Reproduce every entry below precisely; do not include the pictures.
Segment Start: The records
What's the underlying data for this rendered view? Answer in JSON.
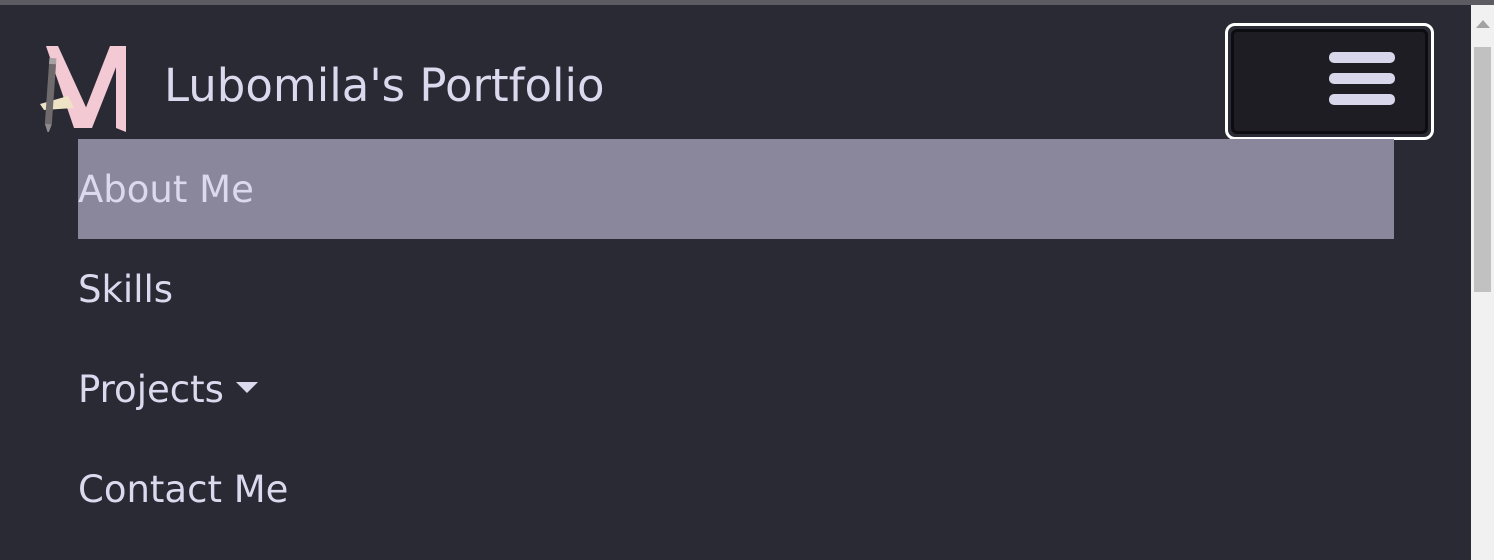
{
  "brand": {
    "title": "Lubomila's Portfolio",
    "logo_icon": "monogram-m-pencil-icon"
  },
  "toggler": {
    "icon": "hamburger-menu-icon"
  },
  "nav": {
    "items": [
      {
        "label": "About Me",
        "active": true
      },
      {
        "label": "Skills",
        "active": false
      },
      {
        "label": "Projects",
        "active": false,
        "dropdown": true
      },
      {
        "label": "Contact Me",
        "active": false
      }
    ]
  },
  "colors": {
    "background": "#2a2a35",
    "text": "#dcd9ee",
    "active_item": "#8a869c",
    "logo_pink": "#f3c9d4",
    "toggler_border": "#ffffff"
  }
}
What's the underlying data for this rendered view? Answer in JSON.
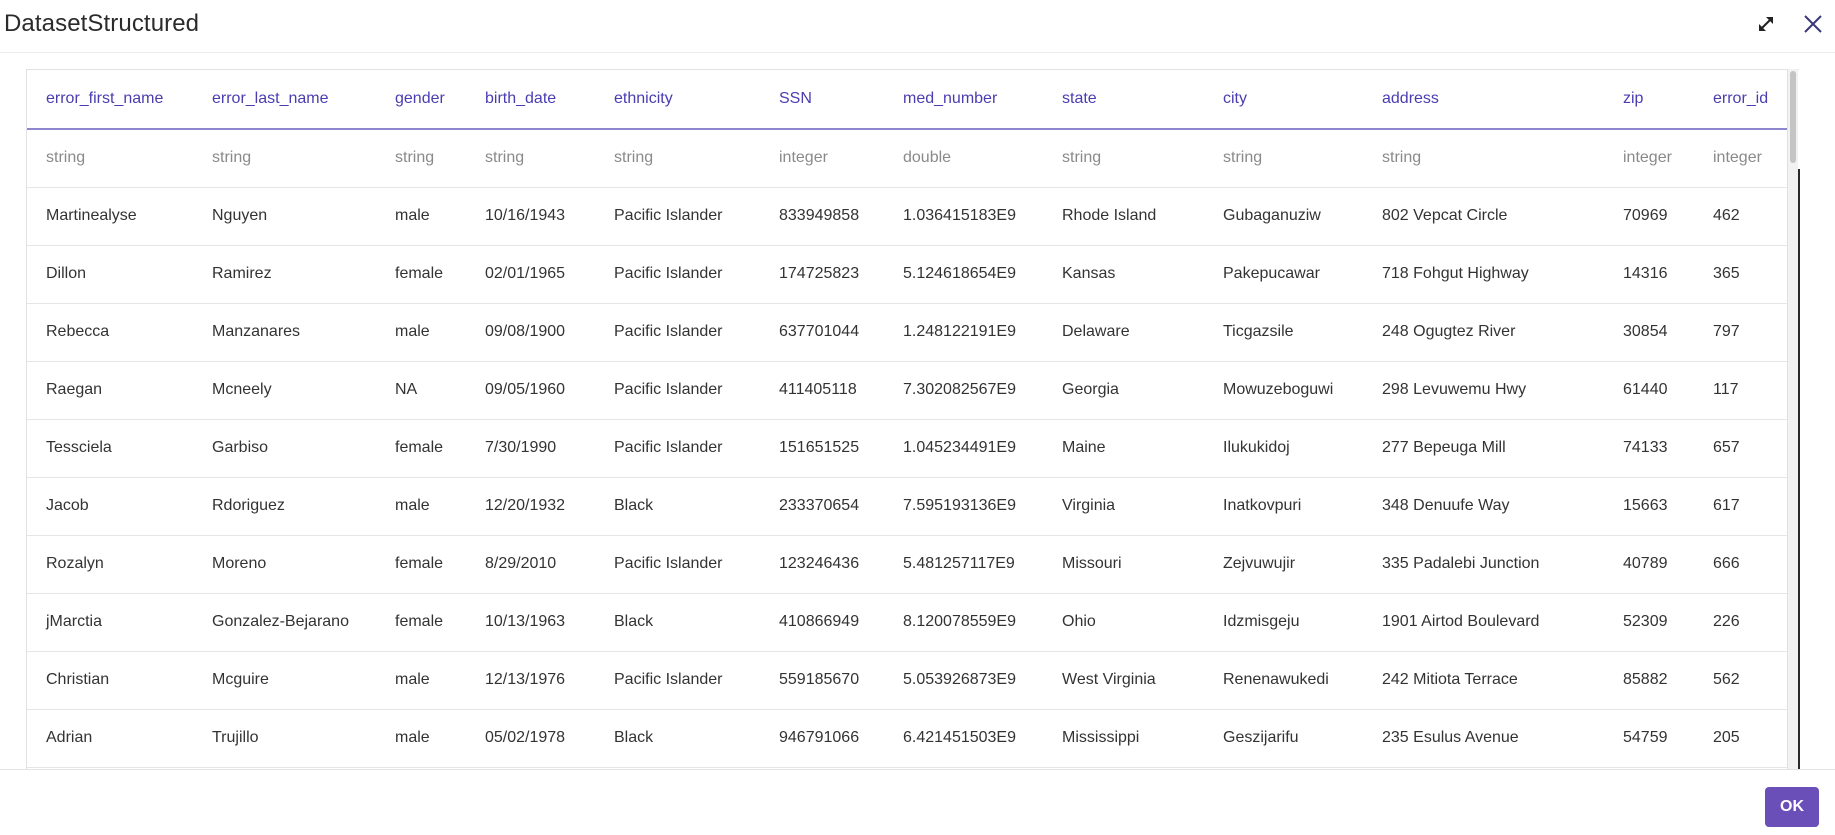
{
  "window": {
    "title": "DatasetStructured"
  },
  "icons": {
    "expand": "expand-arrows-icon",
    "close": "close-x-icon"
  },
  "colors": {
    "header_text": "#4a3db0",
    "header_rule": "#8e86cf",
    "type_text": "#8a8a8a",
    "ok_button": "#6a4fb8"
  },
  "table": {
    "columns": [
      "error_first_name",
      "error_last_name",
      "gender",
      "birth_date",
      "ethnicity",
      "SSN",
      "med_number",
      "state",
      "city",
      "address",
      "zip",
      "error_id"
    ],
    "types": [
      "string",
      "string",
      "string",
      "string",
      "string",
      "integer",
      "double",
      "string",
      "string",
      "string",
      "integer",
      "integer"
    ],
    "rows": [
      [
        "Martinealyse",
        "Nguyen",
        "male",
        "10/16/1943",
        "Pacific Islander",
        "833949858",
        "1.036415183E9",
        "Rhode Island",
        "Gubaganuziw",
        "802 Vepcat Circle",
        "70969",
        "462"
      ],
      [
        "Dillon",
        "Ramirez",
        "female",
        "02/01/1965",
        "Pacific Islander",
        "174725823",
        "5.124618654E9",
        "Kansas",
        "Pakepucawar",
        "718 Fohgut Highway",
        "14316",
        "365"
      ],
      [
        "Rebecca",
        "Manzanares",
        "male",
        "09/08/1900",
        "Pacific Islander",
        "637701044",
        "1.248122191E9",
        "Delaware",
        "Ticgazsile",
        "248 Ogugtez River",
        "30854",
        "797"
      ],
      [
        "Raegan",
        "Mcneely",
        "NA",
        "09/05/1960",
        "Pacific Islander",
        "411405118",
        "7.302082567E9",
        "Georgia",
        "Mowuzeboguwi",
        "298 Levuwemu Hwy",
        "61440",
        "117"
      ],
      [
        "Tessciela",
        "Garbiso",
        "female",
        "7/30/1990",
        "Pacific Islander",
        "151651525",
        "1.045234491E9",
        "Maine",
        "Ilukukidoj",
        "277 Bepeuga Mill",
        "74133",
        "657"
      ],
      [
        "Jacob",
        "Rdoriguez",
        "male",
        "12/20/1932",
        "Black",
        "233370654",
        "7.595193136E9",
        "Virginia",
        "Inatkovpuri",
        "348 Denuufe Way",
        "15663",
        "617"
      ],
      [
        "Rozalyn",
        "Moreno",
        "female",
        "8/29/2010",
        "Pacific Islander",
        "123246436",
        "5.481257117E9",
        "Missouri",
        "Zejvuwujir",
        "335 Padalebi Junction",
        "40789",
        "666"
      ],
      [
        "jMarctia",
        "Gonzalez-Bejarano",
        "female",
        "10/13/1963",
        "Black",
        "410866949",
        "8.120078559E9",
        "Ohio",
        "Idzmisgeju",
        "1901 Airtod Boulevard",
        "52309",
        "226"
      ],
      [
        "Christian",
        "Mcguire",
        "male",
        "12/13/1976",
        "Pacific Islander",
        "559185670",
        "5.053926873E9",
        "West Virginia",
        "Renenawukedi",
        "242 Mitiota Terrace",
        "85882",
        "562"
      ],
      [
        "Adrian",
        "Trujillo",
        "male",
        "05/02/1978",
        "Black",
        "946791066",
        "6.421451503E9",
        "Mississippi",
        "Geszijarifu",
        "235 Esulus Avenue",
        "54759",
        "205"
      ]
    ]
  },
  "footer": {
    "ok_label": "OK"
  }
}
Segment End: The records
# [Exercise solution]
What's the underlying data for this rendered view? Answer in JSON.
{
  "brand": {
    "title": "Lubomila's Portfolio",
    "logo_icon": "monogram-m-pencil-icon"
  },
  "toggler": {
    "icon": "hamburger-menu-icon"
  },
  "nav": {
    "items": [
      {
        "label": "About Me",
        "active": true
      },
      {
        "label": "Skills",
        "active": false
      },
      {
        "label": "Projects",
        "active": false,
        "dropdown": true
      },
      {
        "label": "Contact Me",
        "active": false
      }
    ]
  },
  "colors": {
    "background": "#2a2a35",
    "text": "#dcd9ee",
    "active_item": "#8a869c",
    "logo_pink": "#f3c9d4",
    "toggler_border": "#ffffff"
  }
}
What's the underlying data for this rendered view? Answer in JSON.
{
  "window": {
    "title": "DatasetStructured"
  },
  "icons": {
    "expand": "expand-arrows-icon",
    "close": "close-x-icon"
  },
  "colors": {
    "header_text": "#4a3db0",
    "header_rule": "#8e86cf",
    "type_text": "#8a8a8a",
    "ok_button": "#6a4fb8"
  },
  "table": {
    "columns": [
      "error_first_name",
      "error_last_name",
      "gender",
      "birth_date",
      "ethnicity",
      "SSN",
      "med_number",
      "state",
      "city",
      "address",
      "zip",
      "error_id"
    ],
    "types": [
      "string",
      "string",
      "string",
      "string",
      "string",
      "integer",
      "double",
      "string",
      "string",
      "string",
      "integer",
      "integer"
    ],
    "rows": [
      [
        "Martinealyse",
        "Nguyen",
        "male",
        "10/16/1943",
        "Pacific Islander",
        "833949858",
        "1.036415183E9",
        "Rhode Island",
        "Gubaganuziw",
        "802 Vepcat Circle",
        "70969",
        "462"
      ],
      [
        "Dillon",
        "Ramirez",
        "female",
        "02/01/1965",
        "Pacific Islander",
        "174725823",
        "5.124618654E9",
        "Kansas",
        "Pakepucawar",
        "718 Fohgut Highway",
        "14316",
        "365"
      ],
      [
        "Rebecca",
        "Manzanares",
        "male",
        "09/08/1900",
        "Pacific Islander",
        "637701044",
        "1.248122191E9",
        "Delaware",
        "Ticgazsile",
        "248 Ogugtez River",
        "30854",
        "797"
      ],
      [
        "Raegan",
        "Mcneely",
        "NA",
        "09/05/1960",
        "Pacific Islander",
        "411405118",
        "7.302082567E9",
        "Georgia",
        "Mowuzeboguwi",
        "298 Levuwemu Hwy",
        "61440",
        "117"
      ],
      [
        "Tessciela",
        "Garbiso",
        "female",
        "7/30/1990",
        "Pacific Islander",
        "151651525",
        "1.045234491E9",
        "Maine",
        "Ilukukidoj",
        "277 Bepeuga Mill",
        "74133",
        "657"
      ],
      [
        "Jacob",
        "Rdoriguez",
        "male",
        "12/20/1932",
        "Black",
        "233370654",
        "7.595193136E9",
        "Virginia",
        "Inatkovpuri",
        "348 Denuufe Way",
        "15663",
        "617"
      ],
      [
        "Rozalyn",
        "Moreno",
        "female",
        "8/29/2010",
        "Pacific Islander",
        "123246436",
        "5.481257117E9",
        "Missouri",
        "Zejvuwujir",
        "335 Padalebi Junction",
        "40789",
        "666"
      ],
      [
        "jMarctia",
        "Gonzalez-Bejarano",
        "female",
        "10/13/1963",
        "Black",
        "410866949",
        "8.120078559E9",
        "Ohio",
        "Idzmisgeju",
        "1901 Airtod Boulevard",
        "52309",
        "226"
      ],
      [
        "Christian",
        "Mcguire",
        "male",
        "12/13/1976",
        "Pacific Islander",
        "559185670",
        "5.053926873E9",
        "West Virginia",
        "Renenawukedi",
        "242 Mitiota Terrace",
        "85882",
        "562"
      ],
      [
        "Adrian",
        "Trujillo",
        "male",
        "05/02/1978",
        "Black",
        "946791066",
        "6.421451503E9",
        "Mississippi",
        "Geszijarifu",
        "235 Esulus Avenue",
        "54759",
        "205"
      ]
    ]
  },
  "footer": {
    "ok_label": "OK"
  }
}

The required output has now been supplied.